# Source records:
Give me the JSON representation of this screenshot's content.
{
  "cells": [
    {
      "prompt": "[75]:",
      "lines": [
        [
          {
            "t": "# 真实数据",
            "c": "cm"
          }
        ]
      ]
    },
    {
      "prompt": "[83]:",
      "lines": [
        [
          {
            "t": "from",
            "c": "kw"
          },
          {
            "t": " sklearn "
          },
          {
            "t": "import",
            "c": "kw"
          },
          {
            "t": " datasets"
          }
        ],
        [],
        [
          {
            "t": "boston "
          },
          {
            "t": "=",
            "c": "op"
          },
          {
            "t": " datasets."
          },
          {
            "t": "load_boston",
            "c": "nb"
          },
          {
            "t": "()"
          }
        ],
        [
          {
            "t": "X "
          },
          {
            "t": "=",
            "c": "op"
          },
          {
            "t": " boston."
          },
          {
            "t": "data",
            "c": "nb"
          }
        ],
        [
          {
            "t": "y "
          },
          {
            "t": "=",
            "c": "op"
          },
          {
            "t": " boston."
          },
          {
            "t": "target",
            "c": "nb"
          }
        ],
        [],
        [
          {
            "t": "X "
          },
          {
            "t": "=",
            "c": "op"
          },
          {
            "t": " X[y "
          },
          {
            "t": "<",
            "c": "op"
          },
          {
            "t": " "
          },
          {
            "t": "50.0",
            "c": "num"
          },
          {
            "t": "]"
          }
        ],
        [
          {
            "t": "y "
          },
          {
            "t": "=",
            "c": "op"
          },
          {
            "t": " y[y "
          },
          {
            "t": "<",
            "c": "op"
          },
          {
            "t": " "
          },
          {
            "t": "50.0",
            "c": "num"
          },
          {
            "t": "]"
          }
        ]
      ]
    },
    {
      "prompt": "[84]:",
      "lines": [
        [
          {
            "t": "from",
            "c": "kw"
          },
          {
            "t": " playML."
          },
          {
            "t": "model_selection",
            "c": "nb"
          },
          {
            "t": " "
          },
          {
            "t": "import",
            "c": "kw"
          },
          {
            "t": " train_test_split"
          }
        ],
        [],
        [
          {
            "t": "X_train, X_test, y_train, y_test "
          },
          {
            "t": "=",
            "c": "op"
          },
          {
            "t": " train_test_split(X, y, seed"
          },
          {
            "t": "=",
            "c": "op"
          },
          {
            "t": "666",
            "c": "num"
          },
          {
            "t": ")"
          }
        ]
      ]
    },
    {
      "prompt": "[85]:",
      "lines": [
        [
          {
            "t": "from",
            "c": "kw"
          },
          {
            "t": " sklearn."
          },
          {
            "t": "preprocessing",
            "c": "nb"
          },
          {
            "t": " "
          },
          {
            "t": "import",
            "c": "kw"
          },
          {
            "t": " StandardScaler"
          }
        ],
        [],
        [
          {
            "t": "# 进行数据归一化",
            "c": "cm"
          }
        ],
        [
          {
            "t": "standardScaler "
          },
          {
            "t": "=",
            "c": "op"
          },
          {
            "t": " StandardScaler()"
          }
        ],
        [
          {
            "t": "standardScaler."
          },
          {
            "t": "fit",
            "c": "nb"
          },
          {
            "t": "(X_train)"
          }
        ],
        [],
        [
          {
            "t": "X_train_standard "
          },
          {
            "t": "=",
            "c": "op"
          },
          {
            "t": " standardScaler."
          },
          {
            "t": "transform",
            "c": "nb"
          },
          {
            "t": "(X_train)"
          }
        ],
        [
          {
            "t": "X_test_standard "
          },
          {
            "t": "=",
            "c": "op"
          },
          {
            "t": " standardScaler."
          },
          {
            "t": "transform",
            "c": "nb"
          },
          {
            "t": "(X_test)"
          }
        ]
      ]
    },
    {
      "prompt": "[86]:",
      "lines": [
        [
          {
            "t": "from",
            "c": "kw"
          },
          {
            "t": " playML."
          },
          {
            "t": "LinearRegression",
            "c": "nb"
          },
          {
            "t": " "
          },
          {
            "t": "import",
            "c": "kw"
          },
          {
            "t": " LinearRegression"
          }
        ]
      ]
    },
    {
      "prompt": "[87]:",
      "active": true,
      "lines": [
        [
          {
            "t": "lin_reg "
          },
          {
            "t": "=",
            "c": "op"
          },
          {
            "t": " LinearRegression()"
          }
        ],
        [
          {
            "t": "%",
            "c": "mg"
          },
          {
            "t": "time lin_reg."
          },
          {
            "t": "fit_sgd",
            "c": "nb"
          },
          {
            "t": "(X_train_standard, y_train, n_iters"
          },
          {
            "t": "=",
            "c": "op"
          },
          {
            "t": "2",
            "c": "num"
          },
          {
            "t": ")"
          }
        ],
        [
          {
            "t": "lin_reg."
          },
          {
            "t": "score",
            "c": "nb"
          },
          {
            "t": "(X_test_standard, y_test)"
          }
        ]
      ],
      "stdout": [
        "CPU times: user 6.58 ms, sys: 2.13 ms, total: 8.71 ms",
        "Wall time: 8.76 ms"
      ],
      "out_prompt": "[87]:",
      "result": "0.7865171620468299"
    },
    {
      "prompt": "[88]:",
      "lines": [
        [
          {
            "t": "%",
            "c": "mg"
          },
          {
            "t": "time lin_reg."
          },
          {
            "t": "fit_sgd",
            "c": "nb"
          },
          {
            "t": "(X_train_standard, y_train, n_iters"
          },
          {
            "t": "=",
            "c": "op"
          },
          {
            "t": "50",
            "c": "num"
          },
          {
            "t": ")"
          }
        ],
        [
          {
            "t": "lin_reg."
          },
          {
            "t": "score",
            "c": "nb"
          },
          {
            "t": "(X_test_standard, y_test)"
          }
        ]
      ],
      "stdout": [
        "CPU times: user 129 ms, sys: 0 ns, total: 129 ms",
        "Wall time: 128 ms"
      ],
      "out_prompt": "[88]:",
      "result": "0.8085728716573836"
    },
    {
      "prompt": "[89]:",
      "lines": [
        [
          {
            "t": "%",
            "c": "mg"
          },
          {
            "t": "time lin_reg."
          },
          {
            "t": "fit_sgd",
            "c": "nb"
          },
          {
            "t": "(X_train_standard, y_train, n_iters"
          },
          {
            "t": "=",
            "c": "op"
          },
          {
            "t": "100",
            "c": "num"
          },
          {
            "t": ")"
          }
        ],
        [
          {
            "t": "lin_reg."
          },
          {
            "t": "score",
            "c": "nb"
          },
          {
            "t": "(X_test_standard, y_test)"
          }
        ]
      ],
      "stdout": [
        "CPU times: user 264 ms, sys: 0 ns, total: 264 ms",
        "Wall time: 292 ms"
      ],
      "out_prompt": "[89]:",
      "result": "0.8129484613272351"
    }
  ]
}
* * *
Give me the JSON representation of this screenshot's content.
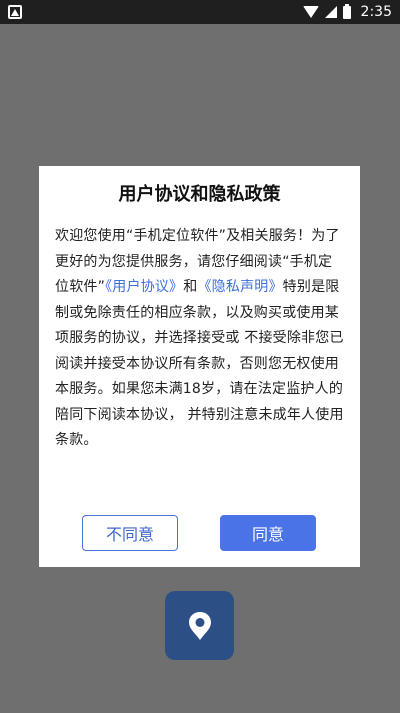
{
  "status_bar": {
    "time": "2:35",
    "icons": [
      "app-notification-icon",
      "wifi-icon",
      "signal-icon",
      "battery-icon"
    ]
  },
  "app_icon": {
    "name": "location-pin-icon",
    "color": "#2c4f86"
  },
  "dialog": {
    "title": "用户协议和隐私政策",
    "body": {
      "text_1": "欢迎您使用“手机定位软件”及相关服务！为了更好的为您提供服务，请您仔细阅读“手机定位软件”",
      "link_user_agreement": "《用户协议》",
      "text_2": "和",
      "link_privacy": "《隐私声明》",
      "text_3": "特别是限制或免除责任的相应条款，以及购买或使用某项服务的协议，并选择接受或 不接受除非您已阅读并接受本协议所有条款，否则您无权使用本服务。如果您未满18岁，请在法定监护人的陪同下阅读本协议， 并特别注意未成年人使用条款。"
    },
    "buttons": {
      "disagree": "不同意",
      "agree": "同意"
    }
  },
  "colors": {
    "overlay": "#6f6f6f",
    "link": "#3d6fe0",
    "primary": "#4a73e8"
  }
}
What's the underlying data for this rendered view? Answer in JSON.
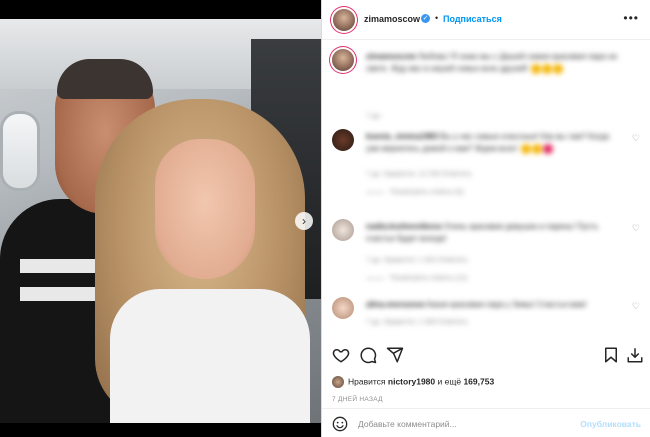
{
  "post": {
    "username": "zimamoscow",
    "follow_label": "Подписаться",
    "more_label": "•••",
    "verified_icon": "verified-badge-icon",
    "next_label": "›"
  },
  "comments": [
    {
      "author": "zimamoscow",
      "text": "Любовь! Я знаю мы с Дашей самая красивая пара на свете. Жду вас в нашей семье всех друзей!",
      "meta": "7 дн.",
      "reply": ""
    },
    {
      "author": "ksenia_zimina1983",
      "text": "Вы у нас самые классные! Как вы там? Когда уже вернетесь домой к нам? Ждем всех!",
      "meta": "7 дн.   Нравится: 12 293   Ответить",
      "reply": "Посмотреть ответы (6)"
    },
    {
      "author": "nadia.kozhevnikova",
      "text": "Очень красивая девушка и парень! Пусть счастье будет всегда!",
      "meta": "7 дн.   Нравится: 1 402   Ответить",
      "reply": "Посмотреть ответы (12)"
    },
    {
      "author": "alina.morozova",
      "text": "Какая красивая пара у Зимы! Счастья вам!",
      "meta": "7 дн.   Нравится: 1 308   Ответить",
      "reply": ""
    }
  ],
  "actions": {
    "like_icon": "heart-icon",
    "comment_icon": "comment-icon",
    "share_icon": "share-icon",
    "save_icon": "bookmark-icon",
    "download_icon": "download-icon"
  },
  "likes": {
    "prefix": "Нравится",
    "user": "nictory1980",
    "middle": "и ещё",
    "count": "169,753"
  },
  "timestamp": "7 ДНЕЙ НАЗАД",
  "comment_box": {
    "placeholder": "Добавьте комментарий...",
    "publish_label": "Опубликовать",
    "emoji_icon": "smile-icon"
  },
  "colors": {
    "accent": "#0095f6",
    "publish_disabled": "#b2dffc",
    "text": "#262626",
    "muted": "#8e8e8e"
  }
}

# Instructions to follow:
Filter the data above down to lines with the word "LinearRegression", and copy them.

# Written answer:
            "t": "LinearRegression",
            "t": " LinearRegression"
            "t": " LinearRegression()"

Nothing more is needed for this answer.